Another complaint might be that the paper establishes false premises and ignores a possible third way. In particular, the small-scale, labor intensive, beyond organic, local farming movement. Relying on greater local knowledge and increased inputs of manual labor, such farms have high, sustainable yields without large inputs of chemicals or machinery. At least, that is the anecdote, as I have not seen a systematic study that bears this out. Despite the growth in local farming, it represents a small portion of total agricultural output for obvious reasons: labor is expensive compared to capital, and knowledge workers are not drawn to farm work in large numbers. Taken together, this suggests that for local farming to ever reach a broad consumer base, people must be willing to spend a lot more on food, which I doubt will occur. Improbability aside, I am skeptical, as I have expressed in earlier posts, that local farming actually has any environmental benefits over industrial agriculture.

Beyond utilitarian considerations, the wildlife-friendly farming/land sparing debate raises philosophical questions about protecting biodiversity.
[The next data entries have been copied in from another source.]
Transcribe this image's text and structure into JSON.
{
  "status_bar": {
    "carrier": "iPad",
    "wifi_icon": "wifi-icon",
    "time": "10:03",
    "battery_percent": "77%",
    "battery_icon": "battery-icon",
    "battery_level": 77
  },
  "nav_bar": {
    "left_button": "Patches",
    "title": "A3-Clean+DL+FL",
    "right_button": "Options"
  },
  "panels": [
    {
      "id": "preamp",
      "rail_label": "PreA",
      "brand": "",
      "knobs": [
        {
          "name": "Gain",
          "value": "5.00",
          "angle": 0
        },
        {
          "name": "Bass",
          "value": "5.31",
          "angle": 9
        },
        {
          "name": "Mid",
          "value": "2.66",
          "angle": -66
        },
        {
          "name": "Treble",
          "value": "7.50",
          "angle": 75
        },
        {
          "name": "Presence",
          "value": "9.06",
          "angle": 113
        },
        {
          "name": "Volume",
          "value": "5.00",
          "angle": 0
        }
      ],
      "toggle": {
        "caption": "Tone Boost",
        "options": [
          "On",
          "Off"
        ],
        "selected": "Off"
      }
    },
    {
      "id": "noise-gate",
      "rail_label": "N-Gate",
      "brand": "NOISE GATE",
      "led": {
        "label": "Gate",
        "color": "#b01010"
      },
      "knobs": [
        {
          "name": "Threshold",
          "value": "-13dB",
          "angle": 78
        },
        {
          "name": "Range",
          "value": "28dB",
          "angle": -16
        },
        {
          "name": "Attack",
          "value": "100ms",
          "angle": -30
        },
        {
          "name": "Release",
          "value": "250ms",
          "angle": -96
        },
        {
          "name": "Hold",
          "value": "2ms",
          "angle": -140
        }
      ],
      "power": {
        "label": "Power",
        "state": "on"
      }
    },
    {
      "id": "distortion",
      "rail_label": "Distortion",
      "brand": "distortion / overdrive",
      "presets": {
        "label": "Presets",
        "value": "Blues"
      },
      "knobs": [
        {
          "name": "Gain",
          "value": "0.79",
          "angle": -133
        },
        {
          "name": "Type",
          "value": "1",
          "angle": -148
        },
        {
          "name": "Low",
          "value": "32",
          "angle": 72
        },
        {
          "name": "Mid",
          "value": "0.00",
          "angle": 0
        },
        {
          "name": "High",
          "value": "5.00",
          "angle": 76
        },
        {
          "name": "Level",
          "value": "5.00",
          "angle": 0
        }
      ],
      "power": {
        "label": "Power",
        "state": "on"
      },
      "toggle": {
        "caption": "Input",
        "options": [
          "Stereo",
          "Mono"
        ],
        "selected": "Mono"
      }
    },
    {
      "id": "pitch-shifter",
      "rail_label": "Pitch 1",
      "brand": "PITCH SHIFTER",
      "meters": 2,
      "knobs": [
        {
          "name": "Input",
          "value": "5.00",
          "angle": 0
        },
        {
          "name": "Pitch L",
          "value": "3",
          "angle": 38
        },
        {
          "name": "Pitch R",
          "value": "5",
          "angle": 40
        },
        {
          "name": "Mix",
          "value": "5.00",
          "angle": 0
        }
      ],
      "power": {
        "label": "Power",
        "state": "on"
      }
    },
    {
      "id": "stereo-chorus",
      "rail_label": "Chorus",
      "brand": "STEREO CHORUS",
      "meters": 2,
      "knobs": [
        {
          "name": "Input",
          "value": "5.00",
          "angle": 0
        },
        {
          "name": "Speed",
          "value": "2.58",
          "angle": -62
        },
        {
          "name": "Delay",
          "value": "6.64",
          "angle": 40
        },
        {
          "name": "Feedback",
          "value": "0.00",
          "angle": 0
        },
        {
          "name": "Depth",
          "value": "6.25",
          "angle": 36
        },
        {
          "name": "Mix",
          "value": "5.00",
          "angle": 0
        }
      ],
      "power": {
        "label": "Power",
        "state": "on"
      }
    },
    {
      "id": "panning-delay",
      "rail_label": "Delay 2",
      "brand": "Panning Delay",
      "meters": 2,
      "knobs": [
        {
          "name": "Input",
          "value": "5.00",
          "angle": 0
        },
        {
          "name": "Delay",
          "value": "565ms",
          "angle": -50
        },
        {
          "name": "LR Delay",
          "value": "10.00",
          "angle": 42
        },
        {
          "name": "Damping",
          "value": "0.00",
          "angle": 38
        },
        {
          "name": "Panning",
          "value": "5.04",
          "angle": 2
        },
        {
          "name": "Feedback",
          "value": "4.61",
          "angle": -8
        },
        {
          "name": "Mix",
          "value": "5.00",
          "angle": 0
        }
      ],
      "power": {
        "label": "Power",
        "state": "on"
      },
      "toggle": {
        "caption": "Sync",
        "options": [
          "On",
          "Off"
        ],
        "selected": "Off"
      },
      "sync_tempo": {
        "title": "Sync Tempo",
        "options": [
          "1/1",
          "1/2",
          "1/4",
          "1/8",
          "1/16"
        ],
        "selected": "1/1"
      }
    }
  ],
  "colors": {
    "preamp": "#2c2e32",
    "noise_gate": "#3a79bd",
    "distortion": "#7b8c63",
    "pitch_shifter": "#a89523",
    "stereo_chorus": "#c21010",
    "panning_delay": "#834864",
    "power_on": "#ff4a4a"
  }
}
Though I am not that familiar with the debate, it seems reminiscent of the 19th century schism between preservationists and conservationists. The former advocated unadulterated nature for its own sake, while the latter argued that nature should be managed for human benefit. In the present context, land sparing might permit larger areas of unadulterated nature in the form of natural parks and wildlife preserves, while wildlife-friendly farming would permit land use that is beneficial to humans at minimum cost to biodiversity. I see the validity of both perspectives and do not offer a solution. Nevertheless, it is interesting how contemporary environmentalists sort out along philosophical lines. In general, those with a biological inclination lean toward wildlife-friendly farming, while developmental economists and agriculturalists advocate land sparing. I suspect divergence between the two groups arises from the duality of humanity, existing simultaneously in and above nature. Evolutionary theory shows us our place in the tree of life, while our advanced civilization has brought us out of nature. Natural scientists, steeped in evolution and ecology, may tend to perceive us as part of nature, while the social scientists, the experts on civilization, may tend to view us as outside of nature. Thus, while the former sees man as integral with and therefore capable of tinkering with his environment, the latter does not mind a clear demarcation. Bringing such cultural and philosophical differences to the forefront can promote constructive dialogue that evaluates agricultural policy not solely upon preserving biodiversity, but also on the type of nature we ultimately desire.